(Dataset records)
::::::::
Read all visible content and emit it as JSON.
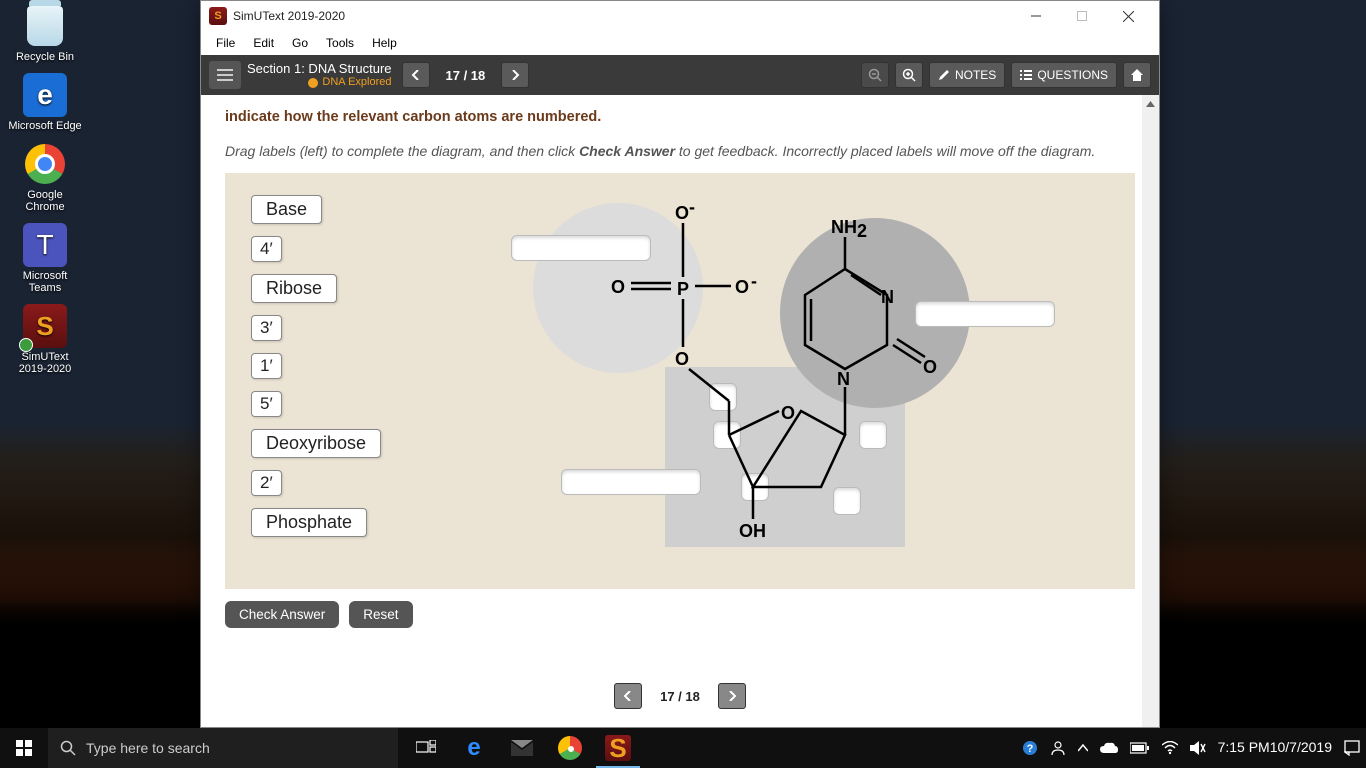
{
  "desktop": {
    "icons": [
      {
        "label": "Recycle Bin"
      },
      {
        "label": "Microsoft Edge"
      },
      {
        "label": "Google Chrome"
      },
      {
        "label": "Microsoft Teams"
      },
      {
        "label": "SimUText 2019-2020"
      }
    ]
  },
  "window": {
    "title": "SimUText 2019-2020",
    "menu": [
      "File",
      "Edit",
      "Go",
      "Tools",
      "Help"
    ],
    "section_title": "Section 1: DNA Structure",
    "section_sub": "DNA Explored",
    "page_indicator": "17 / 18",
    "notes_label": "NOTES",
    "questions_label": "QUESTIONS"
  },
  "content": {
    "heading": "indicate how the relevant carbon atoms are numbered.",
    "instruction_pre": "Drag labels (left) to complete the diagram, and then click ",
    "instruction_bold": "Check Answer",
    "instruction_post": " to get feedback. Incorrectly placed labels will move off the diagram.",
    "labels": [
      "Base",
      "4′",
      "Ribose",
      "3′",
      "1′",
      "5′",
      "Deoxyribose",
      "2′",
      "Phosphate"
    ],
    "chem": {
      "o_minus_top": "O",
      "minus": "-",
      "p": "P",
      "o_dbl": "O",
      "o_right": "O",
      "nh2": "NH",
      "nh2_sub": "2",
      "n1": "N",
      "n2": "N",
      "o_carbonyl": "O",
      "o_ring": "O",
      "oh": "OH"
    },
    "check_answer": "Check Answer",
    "reset": "Reset",
    "footer_page": "17 / 18"
  },
  "taskbar": {
    "search_placeholder": "Type here to search",
    "time": "7:15 PM",
    "date": "10/7/2019"
  }
}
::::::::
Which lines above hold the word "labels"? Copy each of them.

_Answer_
    "instruction_pre": "Drag labels (left) to complete the diagram, and then click ",
    "instruction_post": " to get feedback. Incorrectly placed labels will move off the diagram.",
    "labels": [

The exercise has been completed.